Supplied entries:
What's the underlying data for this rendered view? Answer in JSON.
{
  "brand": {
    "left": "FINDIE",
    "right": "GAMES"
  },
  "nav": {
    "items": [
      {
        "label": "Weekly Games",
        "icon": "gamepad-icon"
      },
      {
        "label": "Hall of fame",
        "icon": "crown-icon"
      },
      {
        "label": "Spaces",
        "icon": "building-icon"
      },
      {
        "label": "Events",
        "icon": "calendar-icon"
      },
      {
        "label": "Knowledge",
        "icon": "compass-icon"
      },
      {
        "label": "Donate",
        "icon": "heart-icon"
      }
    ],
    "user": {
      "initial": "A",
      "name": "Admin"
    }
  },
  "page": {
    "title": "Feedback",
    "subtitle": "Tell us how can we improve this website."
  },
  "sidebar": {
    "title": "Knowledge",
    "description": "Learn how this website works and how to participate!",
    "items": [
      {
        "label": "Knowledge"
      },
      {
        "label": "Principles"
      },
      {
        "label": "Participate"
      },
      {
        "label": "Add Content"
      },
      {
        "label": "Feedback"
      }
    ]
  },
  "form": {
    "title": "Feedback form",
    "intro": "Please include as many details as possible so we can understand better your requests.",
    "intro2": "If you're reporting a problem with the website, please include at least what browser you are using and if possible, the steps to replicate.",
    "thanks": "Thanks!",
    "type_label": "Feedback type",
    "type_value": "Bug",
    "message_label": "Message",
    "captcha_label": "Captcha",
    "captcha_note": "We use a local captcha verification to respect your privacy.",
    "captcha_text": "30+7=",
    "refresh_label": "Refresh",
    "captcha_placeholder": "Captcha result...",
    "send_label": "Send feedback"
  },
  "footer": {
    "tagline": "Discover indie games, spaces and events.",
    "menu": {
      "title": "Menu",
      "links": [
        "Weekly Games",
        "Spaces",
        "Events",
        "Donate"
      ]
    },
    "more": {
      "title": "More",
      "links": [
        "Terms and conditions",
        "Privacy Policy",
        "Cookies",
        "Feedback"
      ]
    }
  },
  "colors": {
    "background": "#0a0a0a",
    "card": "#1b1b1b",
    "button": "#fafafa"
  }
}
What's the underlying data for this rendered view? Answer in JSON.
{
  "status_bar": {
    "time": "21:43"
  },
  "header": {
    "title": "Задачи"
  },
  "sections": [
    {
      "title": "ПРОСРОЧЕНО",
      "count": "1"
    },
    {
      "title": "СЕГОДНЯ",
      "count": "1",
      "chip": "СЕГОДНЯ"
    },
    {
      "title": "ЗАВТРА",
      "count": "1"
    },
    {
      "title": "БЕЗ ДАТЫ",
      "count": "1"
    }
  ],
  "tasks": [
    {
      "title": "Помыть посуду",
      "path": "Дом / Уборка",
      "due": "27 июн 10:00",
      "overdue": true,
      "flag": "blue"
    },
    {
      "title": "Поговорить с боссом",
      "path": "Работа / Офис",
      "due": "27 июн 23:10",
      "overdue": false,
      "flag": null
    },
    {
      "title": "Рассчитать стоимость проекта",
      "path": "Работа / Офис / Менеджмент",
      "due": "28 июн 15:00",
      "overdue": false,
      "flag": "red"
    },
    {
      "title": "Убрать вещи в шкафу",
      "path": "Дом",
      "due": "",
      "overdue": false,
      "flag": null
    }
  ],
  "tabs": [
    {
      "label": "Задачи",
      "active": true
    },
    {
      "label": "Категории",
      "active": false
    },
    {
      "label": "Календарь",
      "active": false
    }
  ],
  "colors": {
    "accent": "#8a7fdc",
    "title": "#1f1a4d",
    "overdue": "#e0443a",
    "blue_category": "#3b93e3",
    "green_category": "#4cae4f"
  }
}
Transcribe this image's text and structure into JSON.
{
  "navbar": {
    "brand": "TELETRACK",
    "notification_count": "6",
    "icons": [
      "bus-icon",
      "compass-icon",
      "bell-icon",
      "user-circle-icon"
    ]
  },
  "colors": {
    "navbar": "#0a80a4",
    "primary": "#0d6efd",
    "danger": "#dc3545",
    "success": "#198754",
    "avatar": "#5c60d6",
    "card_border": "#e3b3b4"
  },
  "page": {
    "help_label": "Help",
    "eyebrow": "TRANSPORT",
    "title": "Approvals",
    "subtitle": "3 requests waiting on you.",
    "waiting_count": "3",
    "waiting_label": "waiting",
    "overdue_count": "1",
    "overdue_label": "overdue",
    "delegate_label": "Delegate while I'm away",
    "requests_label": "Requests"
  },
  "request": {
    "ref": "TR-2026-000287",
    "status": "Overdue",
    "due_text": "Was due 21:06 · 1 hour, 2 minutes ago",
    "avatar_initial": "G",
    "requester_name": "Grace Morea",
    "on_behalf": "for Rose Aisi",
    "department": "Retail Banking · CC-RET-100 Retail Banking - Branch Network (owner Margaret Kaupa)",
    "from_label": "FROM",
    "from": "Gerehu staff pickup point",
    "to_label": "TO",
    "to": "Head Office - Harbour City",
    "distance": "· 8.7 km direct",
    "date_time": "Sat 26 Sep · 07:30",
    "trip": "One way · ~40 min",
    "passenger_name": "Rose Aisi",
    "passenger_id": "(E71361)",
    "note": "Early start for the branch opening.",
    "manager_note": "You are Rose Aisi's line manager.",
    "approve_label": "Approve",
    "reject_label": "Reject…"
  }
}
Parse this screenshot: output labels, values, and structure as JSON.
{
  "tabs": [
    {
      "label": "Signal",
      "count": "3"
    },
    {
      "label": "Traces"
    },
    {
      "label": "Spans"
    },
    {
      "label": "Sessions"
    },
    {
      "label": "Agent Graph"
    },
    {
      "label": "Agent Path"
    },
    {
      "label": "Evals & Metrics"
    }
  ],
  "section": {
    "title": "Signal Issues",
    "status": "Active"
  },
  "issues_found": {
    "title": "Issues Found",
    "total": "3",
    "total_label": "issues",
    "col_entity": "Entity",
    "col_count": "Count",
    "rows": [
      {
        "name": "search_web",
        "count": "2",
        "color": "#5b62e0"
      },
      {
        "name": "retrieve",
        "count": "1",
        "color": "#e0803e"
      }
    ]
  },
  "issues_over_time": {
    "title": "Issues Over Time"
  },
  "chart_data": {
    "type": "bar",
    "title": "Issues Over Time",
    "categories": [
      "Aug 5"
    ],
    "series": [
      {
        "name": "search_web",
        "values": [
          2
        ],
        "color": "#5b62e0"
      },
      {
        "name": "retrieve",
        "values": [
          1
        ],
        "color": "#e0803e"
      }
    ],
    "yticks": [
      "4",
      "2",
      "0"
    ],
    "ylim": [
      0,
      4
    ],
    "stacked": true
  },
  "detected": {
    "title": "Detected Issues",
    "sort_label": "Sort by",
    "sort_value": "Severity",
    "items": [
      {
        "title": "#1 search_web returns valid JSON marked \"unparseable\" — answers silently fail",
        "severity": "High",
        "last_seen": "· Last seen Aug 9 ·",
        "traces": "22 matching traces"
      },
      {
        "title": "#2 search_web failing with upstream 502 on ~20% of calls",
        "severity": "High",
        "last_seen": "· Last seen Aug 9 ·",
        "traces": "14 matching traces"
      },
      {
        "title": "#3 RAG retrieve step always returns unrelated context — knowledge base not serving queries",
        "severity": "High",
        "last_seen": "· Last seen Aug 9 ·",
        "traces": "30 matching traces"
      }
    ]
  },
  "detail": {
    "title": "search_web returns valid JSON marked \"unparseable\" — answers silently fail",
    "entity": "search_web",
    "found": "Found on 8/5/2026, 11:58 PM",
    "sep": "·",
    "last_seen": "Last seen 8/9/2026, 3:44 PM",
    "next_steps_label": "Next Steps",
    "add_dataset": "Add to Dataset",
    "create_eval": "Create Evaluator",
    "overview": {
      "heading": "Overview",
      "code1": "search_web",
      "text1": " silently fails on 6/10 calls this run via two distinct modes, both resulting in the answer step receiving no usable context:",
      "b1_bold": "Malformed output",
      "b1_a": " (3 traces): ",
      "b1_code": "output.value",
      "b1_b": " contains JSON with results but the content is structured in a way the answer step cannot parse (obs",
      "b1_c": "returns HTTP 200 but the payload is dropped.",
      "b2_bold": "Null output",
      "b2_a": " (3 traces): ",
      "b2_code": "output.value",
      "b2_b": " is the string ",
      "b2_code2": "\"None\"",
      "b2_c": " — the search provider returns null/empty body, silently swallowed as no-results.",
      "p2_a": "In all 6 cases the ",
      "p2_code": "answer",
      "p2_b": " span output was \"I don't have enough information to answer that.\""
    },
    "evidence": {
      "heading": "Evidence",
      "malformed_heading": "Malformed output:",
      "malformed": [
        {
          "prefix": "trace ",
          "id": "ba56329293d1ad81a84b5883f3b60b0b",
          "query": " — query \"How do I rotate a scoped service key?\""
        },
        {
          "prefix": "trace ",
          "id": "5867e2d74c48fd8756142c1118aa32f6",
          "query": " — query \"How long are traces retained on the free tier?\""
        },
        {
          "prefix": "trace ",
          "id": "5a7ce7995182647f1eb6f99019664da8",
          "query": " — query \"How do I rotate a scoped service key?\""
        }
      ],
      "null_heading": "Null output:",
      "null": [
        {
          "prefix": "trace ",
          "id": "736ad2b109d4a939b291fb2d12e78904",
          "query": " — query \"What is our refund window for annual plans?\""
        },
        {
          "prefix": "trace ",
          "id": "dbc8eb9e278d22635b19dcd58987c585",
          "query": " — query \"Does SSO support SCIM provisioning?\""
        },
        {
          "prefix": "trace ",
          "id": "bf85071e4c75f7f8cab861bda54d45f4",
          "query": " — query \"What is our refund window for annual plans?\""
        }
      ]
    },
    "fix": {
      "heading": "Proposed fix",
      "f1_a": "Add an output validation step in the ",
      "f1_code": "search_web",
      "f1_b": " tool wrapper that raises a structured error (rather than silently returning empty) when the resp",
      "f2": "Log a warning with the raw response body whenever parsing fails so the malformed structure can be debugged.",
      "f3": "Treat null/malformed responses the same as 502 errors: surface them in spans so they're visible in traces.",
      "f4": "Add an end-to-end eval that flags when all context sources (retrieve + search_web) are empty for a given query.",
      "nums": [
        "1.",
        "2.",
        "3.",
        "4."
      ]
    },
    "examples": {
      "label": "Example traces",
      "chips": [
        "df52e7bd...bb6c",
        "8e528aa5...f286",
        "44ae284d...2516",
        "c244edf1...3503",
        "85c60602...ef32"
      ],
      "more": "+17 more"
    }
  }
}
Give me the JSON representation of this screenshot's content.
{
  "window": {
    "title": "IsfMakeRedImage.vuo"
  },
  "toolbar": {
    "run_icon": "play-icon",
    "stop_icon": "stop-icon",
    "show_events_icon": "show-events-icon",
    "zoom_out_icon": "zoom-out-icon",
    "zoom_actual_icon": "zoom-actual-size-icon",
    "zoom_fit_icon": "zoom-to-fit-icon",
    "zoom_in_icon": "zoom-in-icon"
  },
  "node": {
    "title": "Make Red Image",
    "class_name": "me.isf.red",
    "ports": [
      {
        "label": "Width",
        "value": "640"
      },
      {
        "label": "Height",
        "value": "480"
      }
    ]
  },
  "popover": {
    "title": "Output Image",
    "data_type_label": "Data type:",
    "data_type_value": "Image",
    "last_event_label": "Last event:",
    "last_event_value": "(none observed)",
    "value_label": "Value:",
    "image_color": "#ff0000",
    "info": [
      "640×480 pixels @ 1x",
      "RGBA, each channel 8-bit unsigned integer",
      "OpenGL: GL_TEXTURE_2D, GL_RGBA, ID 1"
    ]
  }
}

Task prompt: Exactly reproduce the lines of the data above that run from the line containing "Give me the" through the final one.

Result of the exercise:
Give me the JSON representation of this screenshot's content.
{
  "window": {
    "title": "IsfMakeRedImage.vuo"
  },
  "toolbar": {
    "run_icon": "play-icon",
    "stop_icon": "stop-icon",
    "show_events_icon": "show-events-icon",
    "zoom_out_icon": "zoom-out-icon",
    "zoom_actual_icon": "zoom-actual-size-icon",
    "zoom_fit_icon": "zoom-to-fit-icon",
    "zoom_in_icon": "zoom-in-icon"
  },
  "node": {
    "title": "Make Red Image",
    "class_name": "me.isf.red",
    "ports": [
      {
        "label": "Width",
        "value": "640"
      },
      {
        "label": "Height",
        "value": "480"
      }
    ]
  },
  "popover": {
    "title": "Output Image",
    "data_type_label": "Data type:",
    "data_type_value": "Image",
    "last_event_label": "Last event:",
    "last_event_value": "(none observed)",
    "value_label": "Value:",
    "image_color": "#ff0000",
    "info": [
      "640×480 pixels @ 1x",
      "RGBA, each channel 8-bit unsigned integer",
      "OpenGL: GL_TEXTURE_2D, GL_RGBA, ID 1"
    ]
  }
}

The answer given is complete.